“JAT’s alleged involvement in fundraising and combat training immediately led to speculation that another arrest of 72-year-old Bashir was imminent.”
Jailed and released in 2006 for his role as a spiritual leader of the Jemaah Islamiyah (JI) regional terror network, Bashir founded JAT in 2008 as a legitimate — although radical — body with which to continue agitating for Islamic law and militant jihad.
But Jones said there was growing evidence that JAT had a “dark side” of supporting violence in pursuit of a hardline Islamic state in the mainly Muslim archipelago.
And they find your lack of faith disturbing.
“That public face gives ‘plausible deniability’ to what appears to be covert support on the part of a small inner circle for the use of force,” she said.

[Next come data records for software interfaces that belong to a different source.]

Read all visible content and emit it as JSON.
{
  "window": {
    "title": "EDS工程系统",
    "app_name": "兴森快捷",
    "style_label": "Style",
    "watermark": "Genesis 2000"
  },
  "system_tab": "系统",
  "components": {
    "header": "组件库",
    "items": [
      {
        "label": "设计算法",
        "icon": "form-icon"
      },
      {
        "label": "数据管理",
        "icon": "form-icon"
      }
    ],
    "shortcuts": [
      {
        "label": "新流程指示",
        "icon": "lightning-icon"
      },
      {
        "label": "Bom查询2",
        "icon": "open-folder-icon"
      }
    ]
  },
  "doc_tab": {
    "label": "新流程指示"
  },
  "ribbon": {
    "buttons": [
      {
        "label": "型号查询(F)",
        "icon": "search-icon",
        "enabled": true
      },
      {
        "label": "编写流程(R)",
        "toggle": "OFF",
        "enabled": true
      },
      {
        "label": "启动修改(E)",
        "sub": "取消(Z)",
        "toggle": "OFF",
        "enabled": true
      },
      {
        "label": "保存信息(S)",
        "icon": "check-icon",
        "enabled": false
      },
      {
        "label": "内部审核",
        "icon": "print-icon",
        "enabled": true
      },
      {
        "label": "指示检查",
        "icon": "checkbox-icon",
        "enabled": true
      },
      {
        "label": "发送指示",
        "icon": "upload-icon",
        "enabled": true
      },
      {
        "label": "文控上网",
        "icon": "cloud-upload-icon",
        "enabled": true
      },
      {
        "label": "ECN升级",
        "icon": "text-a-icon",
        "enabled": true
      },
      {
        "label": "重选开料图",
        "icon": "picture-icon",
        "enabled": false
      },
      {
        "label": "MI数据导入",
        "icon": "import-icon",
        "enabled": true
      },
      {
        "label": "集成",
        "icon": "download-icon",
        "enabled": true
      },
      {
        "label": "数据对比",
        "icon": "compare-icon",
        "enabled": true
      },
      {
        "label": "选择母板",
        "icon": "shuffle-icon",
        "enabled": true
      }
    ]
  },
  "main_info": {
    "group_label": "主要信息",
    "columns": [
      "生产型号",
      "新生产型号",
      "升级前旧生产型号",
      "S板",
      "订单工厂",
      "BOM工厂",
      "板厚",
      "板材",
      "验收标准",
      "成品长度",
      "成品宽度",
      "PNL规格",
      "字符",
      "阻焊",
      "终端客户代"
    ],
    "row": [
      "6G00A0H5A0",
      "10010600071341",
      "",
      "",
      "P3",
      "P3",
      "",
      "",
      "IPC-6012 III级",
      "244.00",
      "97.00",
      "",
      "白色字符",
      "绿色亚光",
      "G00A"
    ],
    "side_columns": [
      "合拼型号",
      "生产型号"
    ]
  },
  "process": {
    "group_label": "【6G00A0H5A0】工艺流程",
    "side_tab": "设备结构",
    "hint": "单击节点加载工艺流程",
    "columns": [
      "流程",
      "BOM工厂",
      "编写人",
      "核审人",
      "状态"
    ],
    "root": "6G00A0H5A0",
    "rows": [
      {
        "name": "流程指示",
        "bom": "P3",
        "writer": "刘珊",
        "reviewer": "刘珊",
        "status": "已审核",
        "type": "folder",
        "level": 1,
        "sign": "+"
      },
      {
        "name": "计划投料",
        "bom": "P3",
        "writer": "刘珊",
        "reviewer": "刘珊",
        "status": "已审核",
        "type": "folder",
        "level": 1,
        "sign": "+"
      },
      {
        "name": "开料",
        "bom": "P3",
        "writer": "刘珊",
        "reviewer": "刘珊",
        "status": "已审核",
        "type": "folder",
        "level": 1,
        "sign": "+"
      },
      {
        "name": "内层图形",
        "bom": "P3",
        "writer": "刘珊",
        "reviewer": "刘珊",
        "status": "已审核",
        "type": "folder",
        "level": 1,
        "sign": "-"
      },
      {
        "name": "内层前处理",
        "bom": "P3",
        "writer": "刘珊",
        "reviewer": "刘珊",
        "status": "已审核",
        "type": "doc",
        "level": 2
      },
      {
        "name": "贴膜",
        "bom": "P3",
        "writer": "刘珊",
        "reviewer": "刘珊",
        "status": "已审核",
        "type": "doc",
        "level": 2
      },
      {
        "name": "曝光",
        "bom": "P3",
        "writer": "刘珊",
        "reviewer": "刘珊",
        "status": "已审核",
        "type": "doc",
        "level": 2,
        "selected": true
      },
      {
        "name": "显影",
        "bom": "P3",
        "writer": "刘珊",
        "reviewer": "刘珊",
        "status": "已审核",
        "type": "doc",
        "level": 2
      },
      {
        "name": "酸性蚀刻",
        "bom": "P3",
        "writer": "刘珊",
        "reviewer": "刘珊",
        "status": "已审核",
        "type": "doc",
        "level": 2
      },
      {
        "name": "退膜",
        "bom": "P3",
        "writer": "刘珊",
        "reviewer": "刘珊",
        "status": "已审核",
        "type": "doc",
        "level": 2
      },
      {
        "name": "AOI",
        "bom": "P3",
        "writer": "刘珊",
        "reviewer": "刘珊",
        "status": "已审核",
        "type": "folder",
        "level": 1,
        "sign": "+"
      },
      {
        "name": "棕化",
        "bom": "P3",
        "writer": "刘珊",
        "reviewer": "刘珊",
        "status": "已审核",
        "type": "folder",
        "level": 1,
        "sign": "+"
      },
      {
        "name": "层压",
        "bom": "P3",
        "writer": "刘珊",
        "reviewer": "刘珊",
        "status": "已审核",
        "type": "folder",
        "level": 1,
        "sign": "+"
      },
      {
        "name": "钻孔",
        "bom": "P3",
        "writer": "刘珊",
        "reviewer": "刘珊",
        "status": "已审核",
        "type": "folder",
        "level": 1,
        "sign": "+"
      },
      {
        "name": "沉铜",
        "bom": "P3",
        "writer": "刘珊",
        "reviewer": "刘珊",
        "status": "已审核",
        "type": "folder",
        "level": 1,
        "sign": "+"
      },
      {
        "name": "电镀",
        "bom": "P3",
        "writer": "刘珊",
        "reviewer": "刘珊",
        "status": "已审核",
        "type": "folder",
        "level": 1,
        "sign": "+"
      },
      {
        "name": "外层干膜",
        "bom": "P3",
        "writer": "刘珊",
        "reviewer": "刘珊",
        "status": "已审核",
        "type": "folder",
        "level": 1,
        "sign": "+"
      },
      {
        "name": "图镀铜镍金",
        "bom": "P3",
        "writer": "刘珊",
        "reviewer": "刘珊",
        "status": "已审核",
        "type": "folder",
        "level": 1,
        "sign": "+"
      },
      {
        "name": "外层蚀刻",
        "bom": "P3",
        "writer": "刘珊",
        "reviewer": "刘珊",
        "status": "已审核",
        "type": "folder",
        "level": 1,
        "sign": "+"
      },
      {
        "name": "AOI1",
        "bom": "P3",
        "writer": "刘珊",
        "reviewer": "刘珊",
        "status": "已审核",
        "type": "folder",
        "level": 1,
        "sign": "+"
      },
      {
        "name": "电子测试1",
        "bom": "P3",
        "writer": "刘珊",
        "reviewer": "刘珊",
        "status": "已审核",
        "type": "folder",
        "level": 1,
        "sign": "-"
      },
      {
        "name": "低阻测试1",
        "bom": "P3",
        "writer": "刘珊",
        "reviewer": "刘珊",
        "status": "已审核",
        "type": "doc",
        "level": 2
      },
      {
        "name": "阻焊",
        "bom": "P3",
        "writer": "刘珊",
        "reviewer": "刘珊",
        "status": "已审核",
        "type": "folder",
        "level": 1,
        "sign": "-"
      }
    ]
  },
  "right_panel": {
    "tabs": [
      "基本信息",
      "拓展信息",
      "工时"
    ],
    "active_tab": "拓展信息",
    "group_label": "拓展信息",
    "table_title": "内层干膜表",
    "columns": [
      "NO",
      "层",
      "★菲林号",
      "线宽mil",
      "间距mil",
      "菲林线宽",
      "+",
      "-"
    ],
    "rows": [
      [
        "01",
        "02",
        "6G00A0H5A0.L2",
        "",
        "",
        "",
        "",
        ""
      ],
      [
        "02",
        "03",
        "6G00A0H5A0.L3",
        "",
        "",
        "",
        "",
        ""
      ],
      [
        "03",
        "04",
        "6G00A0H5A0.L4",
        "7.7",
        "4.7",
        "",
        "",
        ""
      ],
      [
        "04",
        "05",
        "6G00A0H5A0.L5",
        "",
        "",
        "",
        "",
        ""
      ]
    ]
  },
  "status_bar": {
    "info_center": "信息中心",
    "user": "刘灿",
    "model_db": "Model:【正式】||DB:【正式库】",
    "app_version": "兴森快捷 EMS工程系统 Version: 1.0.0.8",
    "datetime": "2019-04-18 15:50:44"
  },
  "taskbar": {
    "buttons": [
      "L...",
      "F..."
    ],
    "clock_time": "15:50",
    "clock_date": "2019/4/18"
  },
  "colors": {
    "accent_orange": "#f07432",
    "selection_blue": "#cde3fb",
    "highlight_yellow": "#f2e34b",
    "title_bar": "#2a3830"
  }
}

Bashir’s arrest for a third time would not have a significant impact on the jihadist movement in the world’s most populous Muslim-majority country, as he was “neither the driving force behind it now nor its leading ideologue”.
“He has numerous critics among fellow jihadis who cite his lack of strategic sense and poor management skills,” Jones added.
“The truth is that the jihadi project has failed in Indonesia. The rifts and shifting alignments so evident now in the jihadi community are a reaction to that failure.
“There is no indication that violent extremism is gaining ground. Instead, as with JAT?s formation, we are seeing the same old faces finding new packages for old goods.”
JI is blamed for the 2002 attacks on Bali nightspots that killed more than 200 people, mostly Western tourists, as well as numerous other deadly bombings.